Grasses as suitable targets for classical weed biological control
Grasses (Poaceae) have been deliberately translocated into many non-native regions of the world and some have become invasive alien plants in recipient countries. These species can have negative impacts on native biodiversity, reduce grazing and agricultural productivity, alter fire regimes, and affect nutrient cycling. Historically, there are few invasive grass species that have been the target of weed biological control due to the perception that this group supports unspecialised and insufficiently damaging natural enemies. To assess the suitability of biological control as a management tool for invasive grasses a literature review was conducted to address three questions: (1) are there sufficiently specialised, and (2) damaging natural enemies associated with grasses to warrant pursuing biological control, and (3) are the risks of introducing biological control agents any greater for grasses than other weed taxa? The literature review identified 23 current and past biological control projects against invasive grasses and lists the species, the country, the candidate agent, the current status of the biological control programme, indications of control, and key references. The literature review showed that invasive grasses possess specialised natural enemies that may be sufficiently damaging to provide effective control of the target weeds. The study concludes that the risk of grass biological control is no greater than for other weed taxa if practitioners follow appropriately rigorous risk assessment protocols.

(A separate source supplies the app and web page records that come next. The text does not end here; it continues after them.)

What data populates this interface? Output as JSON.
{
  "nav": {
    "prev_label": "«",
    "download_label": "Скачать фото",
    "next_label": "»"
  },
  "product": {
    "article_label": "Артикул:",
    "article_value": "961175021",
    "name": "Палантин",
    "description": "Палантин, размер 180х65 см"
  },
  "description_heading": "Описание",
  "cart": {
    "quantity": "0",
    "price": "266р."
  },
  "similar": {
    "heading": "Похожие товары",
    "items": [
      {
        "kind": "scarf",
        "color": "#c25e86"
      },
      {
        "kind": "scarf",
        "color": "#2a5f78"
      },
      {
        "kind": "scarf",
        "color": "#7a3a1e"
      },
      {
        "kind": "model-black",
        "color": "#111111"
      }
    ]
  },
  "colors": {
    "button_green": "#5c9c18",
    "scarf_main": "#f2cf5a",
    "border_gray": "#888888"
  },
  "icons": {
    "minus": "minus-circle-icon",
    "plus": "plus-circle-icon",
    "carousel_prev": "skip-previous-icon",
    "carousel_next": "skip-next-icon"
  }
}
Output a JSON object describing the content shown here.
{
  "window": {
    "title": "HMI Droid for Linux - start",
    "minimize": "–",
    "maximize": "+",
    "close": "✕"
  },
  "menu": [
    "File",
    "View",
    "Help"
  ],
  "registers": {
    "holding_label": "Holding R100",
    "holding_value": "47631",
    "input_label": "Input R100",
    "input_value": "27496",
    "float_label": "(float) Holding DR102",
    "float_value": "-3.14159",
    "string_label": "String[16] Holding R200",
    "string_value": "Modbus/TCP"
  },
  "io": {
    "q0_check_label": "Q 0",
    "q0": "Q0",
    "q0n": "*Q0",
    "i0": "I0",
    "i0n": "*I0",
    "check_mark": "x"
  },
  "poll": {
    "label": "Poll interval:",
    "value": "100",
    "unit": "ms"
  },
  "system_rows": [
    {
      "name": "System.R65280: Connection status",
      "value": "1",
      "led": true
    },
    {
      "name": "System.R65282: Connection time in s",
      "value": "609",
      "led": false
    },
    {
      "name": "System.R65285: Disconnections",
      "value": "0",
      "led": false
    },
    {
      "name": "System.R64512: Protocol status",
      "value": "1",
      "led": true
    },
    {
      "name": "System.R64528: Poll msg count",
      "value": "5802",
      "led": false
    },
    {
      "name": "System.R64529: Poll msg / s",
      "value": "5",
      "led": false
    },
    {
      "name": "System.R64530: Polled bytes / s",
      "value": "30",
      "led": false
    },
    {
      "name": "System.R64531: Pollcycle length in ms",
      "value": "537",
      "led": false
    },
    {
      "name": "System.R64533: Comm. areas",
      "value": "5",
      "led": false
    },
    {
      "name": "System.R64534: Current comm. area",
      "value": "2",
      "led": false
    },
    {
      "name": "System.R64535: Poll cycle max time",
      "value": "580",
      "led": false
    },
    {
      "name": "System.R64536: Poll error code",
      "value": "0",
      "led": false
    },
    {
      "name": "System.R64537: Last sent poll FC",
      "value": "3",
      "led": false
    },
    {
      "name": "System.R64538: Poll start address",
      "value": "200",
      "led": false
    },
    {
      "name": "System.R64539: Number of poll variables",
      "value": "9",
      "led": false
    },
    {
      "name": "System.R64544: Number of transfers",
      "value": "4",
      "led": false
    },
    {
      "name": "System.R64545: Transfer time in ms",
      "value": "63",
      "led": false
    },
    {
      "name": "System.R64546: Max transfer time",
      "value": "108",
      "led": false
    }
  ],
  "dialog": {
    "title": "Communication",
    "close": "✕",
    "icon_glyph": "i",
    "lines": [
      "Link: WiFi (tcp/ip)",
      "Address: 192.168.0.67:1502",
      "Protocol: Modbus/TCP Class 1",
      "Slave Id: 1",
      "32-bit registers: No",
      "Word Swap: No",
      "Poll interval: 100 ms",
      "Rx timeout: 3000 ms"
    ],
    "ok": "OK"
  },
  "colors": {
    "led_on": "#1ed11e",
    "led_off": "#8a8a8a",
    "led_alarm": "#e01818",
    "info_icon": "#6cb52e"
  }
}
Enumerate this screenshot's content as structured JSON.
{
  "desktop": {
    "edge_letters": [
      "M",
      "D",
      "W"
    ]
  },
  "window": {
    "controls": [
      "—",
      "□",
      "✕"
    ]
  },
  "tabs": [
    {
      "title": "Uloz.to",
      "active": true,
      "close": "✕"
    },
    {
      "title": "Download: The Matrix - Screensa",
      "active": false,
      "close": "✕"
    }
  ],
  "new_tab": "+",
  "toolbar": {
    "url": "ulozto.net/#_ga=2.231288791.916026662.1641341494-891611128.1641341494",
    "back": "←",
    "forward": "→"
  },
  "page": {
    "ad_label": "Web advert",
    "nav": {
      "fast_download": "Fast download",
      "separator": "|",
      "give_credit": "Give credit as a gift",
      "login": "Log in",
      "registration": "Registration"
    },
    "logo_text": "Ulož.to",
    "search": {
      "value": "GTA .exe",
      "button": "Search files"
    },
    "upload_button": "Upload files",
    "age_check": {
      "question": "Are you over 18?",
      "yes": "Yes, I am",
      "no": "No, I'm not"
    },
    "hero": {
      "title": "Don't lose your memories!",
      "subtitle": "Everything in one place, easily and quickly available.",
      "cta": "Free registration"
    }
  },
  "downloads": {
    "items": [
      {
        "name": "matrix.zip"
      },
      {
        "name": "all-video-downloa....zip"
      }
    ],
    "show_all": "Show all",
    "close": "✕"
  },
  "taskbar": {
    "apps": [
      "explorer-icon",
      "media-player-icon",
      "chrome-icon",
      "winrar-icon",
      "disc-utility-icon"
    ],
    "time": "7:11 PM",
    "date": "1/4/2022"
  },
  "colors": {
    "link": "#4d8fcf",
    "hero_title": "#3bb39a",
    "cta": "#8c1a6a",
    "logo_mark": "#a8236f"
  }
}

Sutton GF, Canavan K, Day MD, den Breeyen A, Goolsby JA, Cristofaro M, McConnachie A, Paterson ID (2019) Grasses as suitable targets for classical weed biological control. BioControl. https://doi.org/10.1007/s10526-019-09968-8